1 denotes bass notes with no chord on top. To save space, repeated chords are denoted with a dot instead of the full chord name. To further save space, bars containing a single chord on all beats list the chord symbol only once; likewise, in quadruple metres (4/4 or 12/8), bars with only two chords and the change on the third beat list those two chords with no dots. For brief changes of metre, the metre may appear in parentheses at the beginning of the bar rather than as a full metre comment.
Two non-chord symbols may appear within bars. For passages that were too musically elaborate to merit beat-level chord annotations, annotators sometimes filled the bar with an asterisk (*). For brief pauses of arbitrary length (often a single beat), annotators added a bar with the special annotation
Please e-mail any questions or comments to Ashley Burgoyne.
 John Ashley Burgoyne, Jonathan Wild, and Ichiro Fujinaga, ‘An Expert Ground Truth Set for Audio Chord Recognition and Music Analysis’, in Proceedings of the 12th International Society for Music Information Retrieval Conference, ed. Anssi Klapuri and Colby Leider (Miami, FL, 2011), pp. 633–38.

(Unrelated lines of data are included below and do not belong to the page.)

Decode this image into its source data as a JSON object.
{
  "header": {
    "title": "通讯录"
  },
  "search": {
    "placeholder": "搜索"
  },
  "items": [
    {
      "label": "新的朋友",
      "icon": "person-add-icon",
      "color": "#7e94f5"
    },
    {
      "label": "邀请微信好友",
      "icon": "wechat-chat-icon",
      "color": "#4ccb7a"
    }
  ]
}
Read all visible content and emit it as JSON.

 Thierry Bertin-Mahieux, Daniel P. W. Ellis, Brian Whitman, and Paul Lamere, ‘The Million Song Dataset’, in Proceedings of the 12th International Society for Music Information Retrieval Conference, ed. Anssi Klapuri and Colby Leider (Miami, FL, 2011), pp. 591–96.

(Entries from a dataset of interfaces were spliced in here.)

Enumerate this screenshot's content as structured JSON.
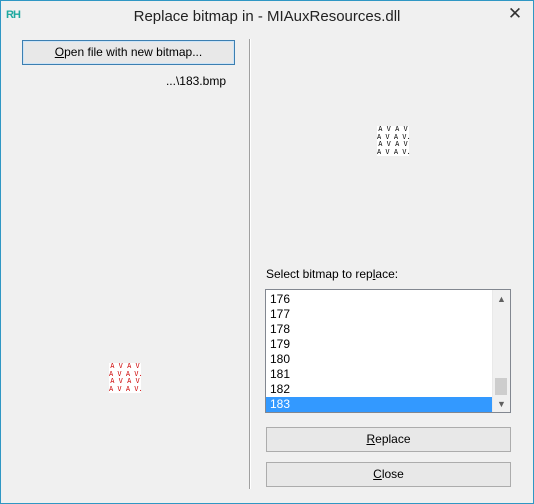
{
  "window": {
    "title": "Replace bitmap in - MIAuxResources.dll",
    "app_icon_text": "RH",
    "close_glyph": "✕"
  },
  "left": {
    "open_button": {
      "accel": "O",
      "rest": "pen file with new bitmap..."
    },
    "file_path": "...\\183.bmp",
    "preview_lines": [
      "A V A V",
      "A V A V.",
      "A V A V",
      "A V A V."
    ]
  },
  "right": {
    "preview_lines": [
      "A V A V",
      "A V A V.",
      "A V A V",
      "A V A V."
    ],
    "select_label": {
      "before": "Select bitmap to rep",
      "accel": "l",
      "after": "ace:"
    },
    "list_items": [
      "176",
      "177",
      "178",
      "179",
      "180",
      "181",
      "182",
      "183"
    ],
    "selected_item": "183",
    "replace_button": {
      "accel": "R",
      "rest": "eplace"
    },
    "close_button": {
      "accel": "C",
      "rest": "lose"
    },
    "scroll_up": "▲",
    "scroll_down": "▼"
  },
  "colors": {
    "selection": "#3399ff",
    "preview_left_glyph": "#cc0000",
    "preview_right_glyph": "#000000"
  }
}
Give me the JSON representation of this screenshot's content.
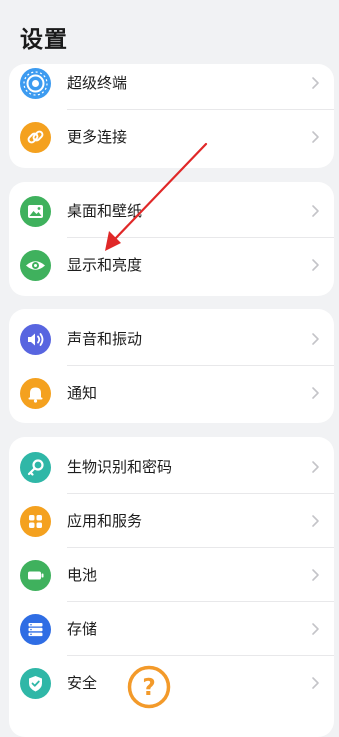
{
  "title": "设置",
  "groups": [
    {
      "items": [
        {
          "label": "超级终端",
          "icon": "super-device-icon",
          "color": "#3d9bf0"
        },
        {
          "label": "更多连接",
          "icon": "link-icon",
          "color": "#f4a11f"
        }
      ]
    },
    {
      "items": [
        {
          "label": "桌面和壁纸",
          "icon": "wallpaper-icon",
          "color": "#3fb15d"
        },
        {
          "label": "显示和亮度",
          "icon": "eye-icon",
          "color": "#3fb15d"
        }
      ]
    },
    {
      "items": [
        {
          "label": "声音和振动",
          "icon": "speaker-icon",
          "color": "#5865e0"
        },
        {
          "label": "通知",
          "icon": "bell-icon",
          "color": "#f4a11f"
        }
      ]
    },
    {
      "items": [
        {
          "label": "生物识别和密码",
          "icon": "key-icon",
          "color": "#2fb7a7"
        },
        {
          "label": "应用和服务",
          "icon": "apps-grid-icon",
          "color": "#f4a11f"
        },
        {
          "label": "电池",
          "icon": "battery-icon",
          "color": "#3fb15d"
        },
        {
          "label": "存储",
          "icon": "storage-icon",
          "color": "#2f6de4"
        },
        {
          "label": "安全",
          "icon": "shield-icon",
          "color": "#2fb7a7"
        }
      ]
    }
  ],
  "help_badge": {
    "glyph": "?",
    "color": "#f39a2a"
  },
  "annotation": {
    "arrow_color": "#e02828"
  }
}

 Matthias Mauch and Simon Dixon, ‘Approximate Note Transcription for the Improved Identification of Difficult Chords’, in Proceedings of the 11th International Society for Music Information Retrieval Conference, ed. J. Stephen Downie and Remco C. Veltkamp (Utrecht, the Netherlands, 2010), pp. 135–40.
 Christopher A. Harte, Mark B. Sandler, Samer A. Abdallah, and Emilia Gómez, ‘Symbolic Representation of Musical Chords: A Proposed Syntax for Text Annotations’, in Proceedings of the 6th International Conference on Music Information Retrieval, ed. Joshua D. Reiss and Geraint A. Wiggins (London, England, 2005), pp. 66–71.
 Jordan B. L. Smith, J. Ashley Burgoyne, Ichiro Fujinaga, David De Roure, and J. Stephen Downie, ‘Design and Creation of a Large-Scale Database of Structural Annotations’, in Proceedings of the 12th International Society for Music Information Retrieval Conference, ed. Anssi Klapuri and Colby Leider (Miami, FL, 2011), pp. 55–60.